See The Tech Concepts Powering The Droid BB-8 In 'Star Wars: The Force Awakens'

Everyone fell in love with the droid BB-8 at the Force Awakens panel that opened Star Wars Celebration yesterday. Seeing the droid live on stage was a huge treat, especially as many people had never considered the idea that it might be a practical effect.

We know that part of the work for BB-8 was done by Neal Scanlan, but Kathleen Kennedy also mentioned that Bob Iger of Disney had found the company whose tech made the character possible. Turns out, that company is appropriately called Sphero, based in Colorado. That company's primary product is a big part of what makes the little guy go.

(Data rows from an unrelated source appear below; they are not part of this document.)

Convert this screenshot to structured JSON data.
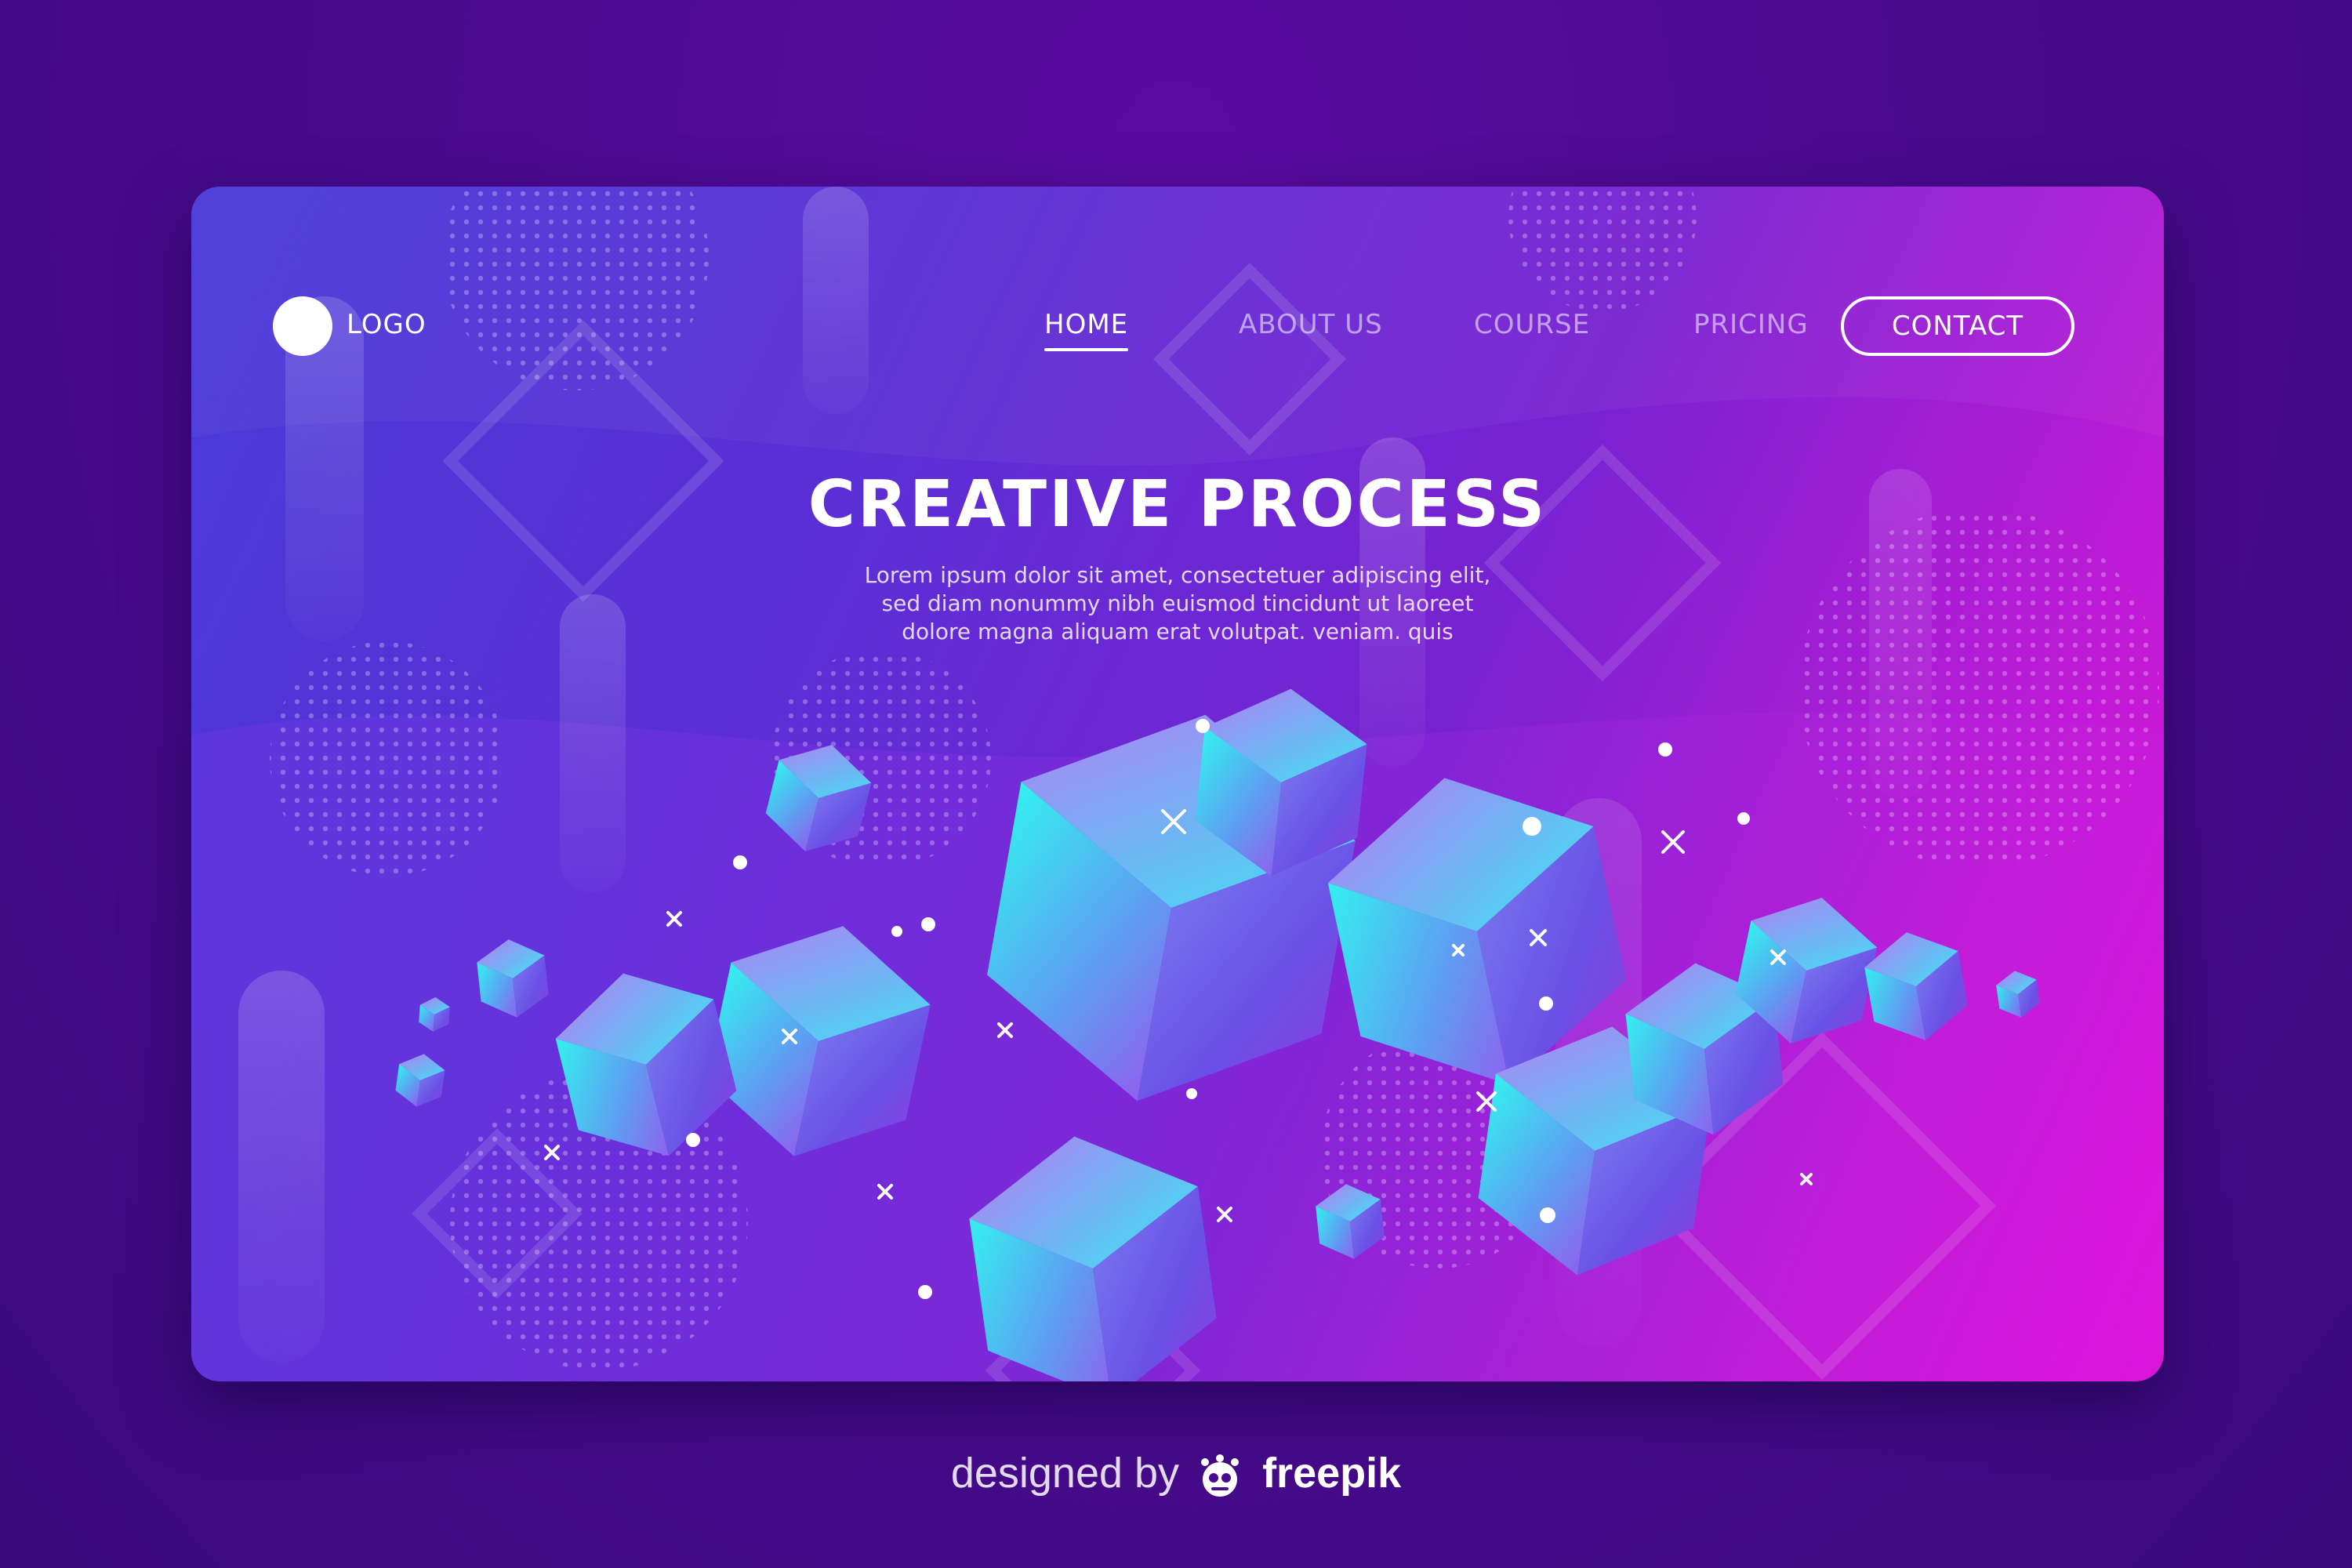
{
  "nav": {
    "logo_label": "LOGO",
    "links": [
      {
        "label": "HOME",
        "active": true
      },
      {
        "label": "ABOUT US",
        "active": false
      },
      {
        "label": "COURSE",
        "active": false
      },
      {
        "label": "PRICING",
        "active": false
      }
    ],
    "contact_label": "CONTACT"
  },
  "hero": {
    "title": "CREATIVE PROCESS",
    "body_lines": [
      "Lorem ipsum dolor sit amet, consectetuer adipiscing elit,",
      "sed diam nonummy nibh euismod tincidunt ut laoreet",
      "dolore magna aliquam erat volutpat. veniam. quis"
    ]
  },
  "illustration": {
    "name": "isometric-cubes-illustration"
  },
  "credit": {
    "prefix": "designed by",
    "brand": "freepik"
  },
  "colors": {
    "page_background": "#4a0a90",
    "card_gradient_start": "#4a3ad8",
    "card_gradient_end": "#e010d8",
    "cube_cyan": "#2ef0f0",
    "cube_violet": "#8a5cf0",
    "text": "#ffffff"
  }
}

Sphero was brought into Disney's "accelerator" program last year, which invests capital in promising startup tech companies. The process also pairs companies with a mentor at Disney; no surprise, Iger was paired with Sphero.

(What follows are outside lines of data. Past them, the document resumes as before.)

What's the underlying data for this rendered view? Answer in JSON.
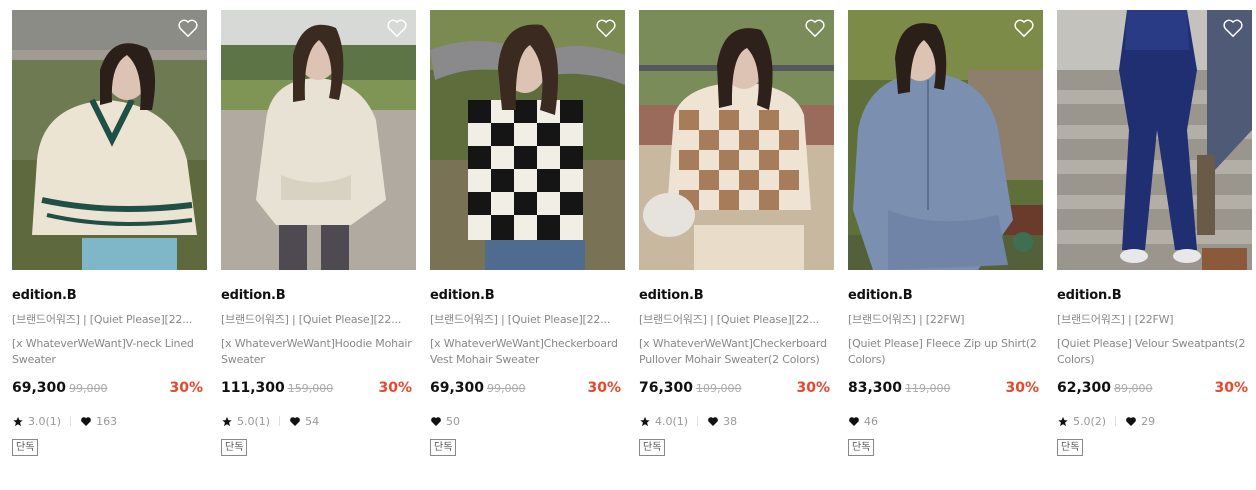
{
  "colors": {
    "discount": "#e8472b",
    "heart_outline": "#ffffff",
    "badge_border": "#888888"
  },
  "icons": {
    "wishlist": "heart-outline-icon",
    "rating": "star-icon",
    "likes": "heart-filled-icon"
  },
  "products": [
    {
      "brand": "edition.B",
      "name_line1": "[브랜드어워즈] | [Quiet Please][22...",
      "name_line2": "[x WhateverWeWant]V-neck Lined Sweater",
      "price": "69,300",
      "original_price": "99,000",
      "discount": "30%",
      "rating": "3.0(1)",
      "likes": "163",
      "badge": "단독"
    },
    {
      "brand": "edition.B",
      "name_line1": "[브랜드어워즈] | [Quiet Please][22...",
      "name_line2": "[x WhateverWeWant]Hoodie Mohair Sweater",
      "price": "111,300",
      "original_price": "159,000",
      "discount": "30%",
      "rating": "5.0(1)",
      "likes": "54",
      "badge": "단독"
    },
    {
      "brand": "edition.B",
      "name_line1": "[브랜드어워즈] | [Quiet Please][22...",
      "name_line2": "[x WhateverWeWant]Checkerboard Vest Mohair Sweater",
      "price": "69,300",
      "original_price": "99,000",
      "discount": "30%",
      "rating": null,
      "likes": "50",
      "badge": "단독"
    },
    {
      "brand": "edition.B",
      "name_line1": "[브랜드어워즈] | [Quiet Please][22...",
      "name_line2": "[x WhateverWeWant]Checkerboard Pullover Mohair Sweater(2 Colors)",
      "price": "76,300",
      "original_price": "109,000",
      "discount": "30%",
      "rating": "4.0(1)",
      "likes": "38",
      "badge": "단독"
    },
    {
      "brand": "edition.B",
      "name_line1": "[브랜드어워즈] | [22FW]",
      "name_line2": "[Quiet Please] Fleece Zip up Shirt(2 Colors)",
      "price": "83,300",
      "original_price": "119,000",
      "discount": "30%",
      "rating": null,
      "likes": "46",
      "badge": "단독"
    },
    {
      "brand": "edition.B",
      "name_line1": "[브랜드어워즈] | [22FW]",
      "name_line2": "[Quiet Please] Velour Sweatpants(2 Colors)",
      "price": "62,300",
      "original_price": "89,000",
      "discount": "30%",
      "rating": "5.0(2)",
      "likes": "29",
      "badge": "단독"
    }
  ]
}
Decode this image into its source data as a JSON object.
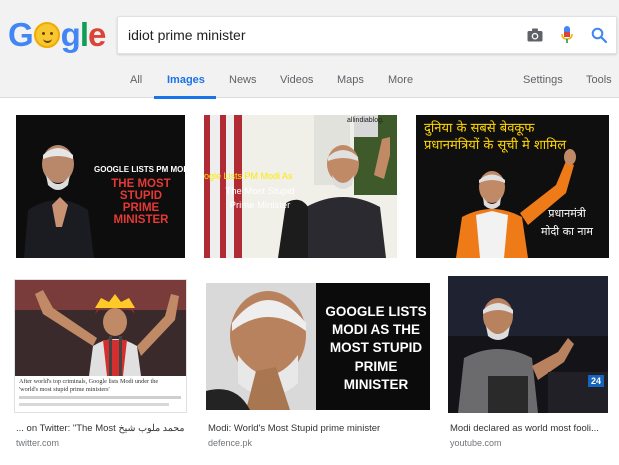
{
  "search": {
    "query": "idiot prime minister",
    "logo": {
      "letters": [
        "G",
        "o",
        "g",
        "l",
        "e"
      ],
      "colors": [
        "#4285f4",
        "#f4b400",
        "#4285f4",
        "#0f9d58",
        "#db4437"
      ]
    }
  },
  "tabs": [
    {
      "label": "All"
    },
    {
      "label": "Images"
    },
    {
      "label": "News"
    },
    {
      "label": "Videos"
    },
    {
      "label": "Maps"
    },
    {
      "label": "More"
    }
  ],
  "tools": {
    "settings": "Settings",
    "tools": "Tools"
  },
  "results": [
    {
      "headline_white": "GOOGLE LISTS PM MODI AS",
      "headline_red": "THE MOST STUPID\nPRIME MINISTER"
    },
    {
      "watermark": "allindiablog.",
      "headline_yellow": "ogle Lists PM Modi As",
      "headline_white": "The Most Stupid\nPrime Minister"
    },
    {
      "hindi_top": "दुनिया के सबसे बेवकूफ\nप्रधानमंत्रियों के सूची मे शामिल",
      "hindi_bottom": "प्रधानमंत्री\nमोदी का नाम"
    },
    {
      "banner_line1": "After world's top criminals, Google lists Modi under the",
      "banner_line2": "'world's most stupid prime ministers'",
      "caption": "... on Twitter: \"The Most محمد ملوب شیخ",
      "source": "twitter.com"
    },
    {
      "headline": "GOOGLE LISTS\nMODI AS THE\nMOST STUPID\nPRIME\nMINISTER",
      "caption": "Modi: World's Most Stupid prime minister",
      "source": "defence.pk"
    },
    {
      "badge": "24",
      "caption": "Modi declared as world most fooli...",
      "source": "youtube.com"
    }
  ],
  "colors": {
    "accent": "#1a73e8",
    "headline_red": "#e53935",
    "hindi_yellow": "#ffd600"
  }
}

Fortune reports that the company, the name of which was revealed by Kennedy off-stage, is a "connected play company, fusing digital and physical play by creating toys and robots that you control with a smart device."

So it's pretty easy to see how that licensed tech plays into the creation of the Star Wars droid. The company has two primary products, one also called Sphero, which is described as "an app-controlled ball that does it all." There are also vague indications that a toy or replica version will be available to purchase at some point in the future. Given that Sphero is already making a small toy, it's not difficult to guess that there are big BB-8 licensing plans.

So how does it work? Here's a graph of the guts of the toy version from Sphero, which features a gyroscope for stabilization. (Click to enlarge.) To make BB-8 there are some more elements — most likely magnets to keep the "head" in place, and some other mechanics to rotate the head. How Stuff Works has more talk about the droid. The specifics of the BB-8 tech may be a little more complex, as it needs to be able to perform, but the mechanics seem surprisingly simple to suss out. (If not to perfect.)


Here's a marketing video from the company:

Or, you could just turn to the xkcd comic that proposed this very concept back in 2008: